*TASK DESCRIPTION*
Copy every line from the records that holds the word "time".

Segment Start: RECORDS TO PROCESS

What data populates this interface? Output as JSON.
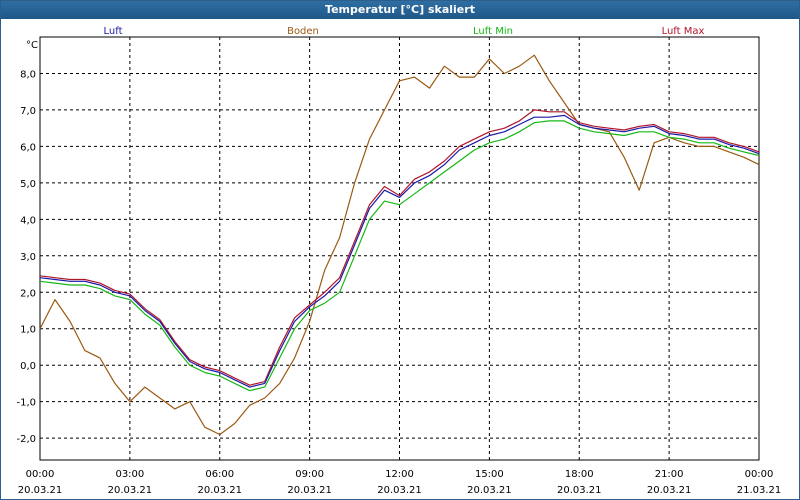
{
  "window": {
    "title": "Temperatur [°C] skaliert"
  },
  "colors": {
    "Luft": "#1a1aaa",
    "Boden": "#9a5a12",
    "Luft Min": "#16b816",
    "Luft Max": "#b0162a",
    "titlebar": "#2b6aa0",
    "grid": "#000000"
  },
  "chart_data": {
    "type": "line",
    "title": "Temperatur [°C] skaliert",
    "ylabel": "°C",
    "xlabel": "",
    "ylim": [
      -2.6,
      9.0
    ],
    "xlim_hours": [
      0,
      24
    ],
    "yticks": [
      -2.0,
      -1.0,
      0.0,
      1.0,
      2.0,
      3.0,
      4.0,
      5.0,
      6.0,
      7.0,
      8.0
    ],
    "ytick_labels": [
      "-2,0",
      "-1,0",
      "0,0",
      "1,0",
      "2,0",
      "3,0",
      "4,0",
      "5,0",
      "6,0",
      "7,0",
      "8,0"
    ],
    "xticks": [
      {
        "time": "00:00",
        "date": "20.03.21"
      },
      {
        "time": "03:00",
        "date": "20.03.21"
      },
      {
        "time": "06:00",
        "date": "20.03.21"
      },
      {
        "time": "09:00",
        "date": "20.03.21"
      },
      {
        "time": "12:00",
        "date": "20.03.21"
      },
      {
        "time": "15:00",
        "date": "20.03.21"
      },
      {
        "time": "18:00",
        "date": "20.03.21"
      },
      {
        "time": "21:00",
        "date": "20.03.21"
      },
      {
        "time": "00:00",
        "date": "21.03.21"
      }
    ],
    "grid": true,
    "legend_position": "top",
    "x_hours": [
      0,
      0.5,
      1,
      1.5,
      2,
      2.5,
      3,
      3.5,
      4,
      4.5,
      5,
      5.5,
      6,
      6.5,
      7,
      7.5,
      8,
      8.5,
      9,
      9.5,
      10,
      10.5,
      11,
      11.5,
      12,
      12.5,
      13,
      13.5,
      14,
      14.5,
      15,
      15.5,
      16,
      16.5,
      17,
      17.5,
      18,
      18.5,
      19,
      19.5,
      20,
      20.5,
      21,
      21.5,
      22,
      22.5,
      23,
      23.5,
      24
    ],
    "series": [
      {
        "name": "Luft",
        "values": [
          2.4,
          2.35,
          2.3,
          2.3,
          2.2,
          2.0,
          1.9,
          1.5,
          1.2,
          0.6,
          0.1,
          -0.1,
          -0.2,
          -0.4,
          -0.6,
          -0.5,
          0.4,
          1.2,
          1.6,
          1.9,
          2.3,
          3.3,
          4.3,
          4.8,
          4.6,
          5.0,
          5.2,
          5.5,
          5.9,
          6.1,
          6.3,
          6.4,
          6.6,
          6.8,
          6.8,
          6.85,
          6.6,
          6.5,
          6.45,
          6.4,
          6.5,
          6.55,
          6.35,
          6.3,
          6.2,
          6.2,
          6.05,
          5.95,
          5.8
        ]
      },
      {
        "name": "Boden",
        "values": [
          1.0,
          1.8,
          1.2,
          0.4,
          0.2,
          -0.5,
          -1.0,
          -0.6,
          -0.9,
          -1.2,
          -1.0,
          -1.7,
          -1.9,
          -1.6,
          -1.1,
          -0.9,
          -0.5,
          0.2,
          1.2,
          2.6,
          3.5,
          5.0,
          6.2,
          7.0,
          7.8,
          7.9,
          7.6,
          8.2,
          7.9,
          7.9,
          8.4,
          8.0,
          8.2,
          8.5,
          7.8,
          7.2,
          6.6,
          6.5,
          6.4,
          5.7,
          4.8,
          6.1,
          6.25,
          6.1,
          6.0,
          6.0,
          5.85,
          5.7,
          5.5
        ]
      },
      {
        "name": "Luft Min",
        "values": [
          2.3,
          2.25,
          2.2,
          2.2,
          2.1,
          1.9,
          1.8,
          1.4,
          1.1,
          0.5,
          0.0,
          -0.2,
          -0.3,
          -0.5,
          -0.7,
          -0.6,
          0.2,
          1.0,
          1.5,
          1.7,
          2.0,
          3.0,
          4.0,
          4.5,
          4.4,
          4.7,
          5.0,
          5.3,
          5.6,
          5.9,
          6.1,
          6.2,
          6.4,
          6.65,
          6.7,
          6.7,
          6.5,
          6.4,
          6.35,
          6.3,
          6.4,
          6.4,
          6.25,
          6.2,
          6.1,
          6.1,
          5.95,
          5.85,
          5.75
        ]
      },
      {
        "name": "Luft Max",
        "values": [
          2.45,
          2.4,
          2.35,
          2.35,
          2.25,
          2.05,
          1.95,
          1.55,
          1.25,
          0.65,
          0.15,
          -0.05,
          -0.15,
          -0.35,
          -0.55,
          -0.45,
          0.5,
          1.3,
          1.65,
          2.0,
          2.4,
          3.4,
          4.4,
          4.9,
          4.65,
          5.1,
          5.3,
          5.6,
          6.0,
          6.2,
          6.4,
          6.5,
          6.7,
          7.0,
          6.95,
          6.95,
          6.65,
          6.55,
          6.5,
          6.45,
          6.55,
          6.6,
          6.4,
          6.35,
          6.25,
          6.25,
          6.1,
          6.0,
          5.85
        ]
      }
    ]
  }
}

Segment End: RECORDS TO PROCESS

*SOLUTION FOR THIS TASK*
        "time": "00:00",
        "time": "03:00",
        "time": "06:00",
        "time": "09:00",
        "time": "12:00",
        "time": "15:00",
        "time": "18:00",
        "time": "21:00",
        "time": "00:00",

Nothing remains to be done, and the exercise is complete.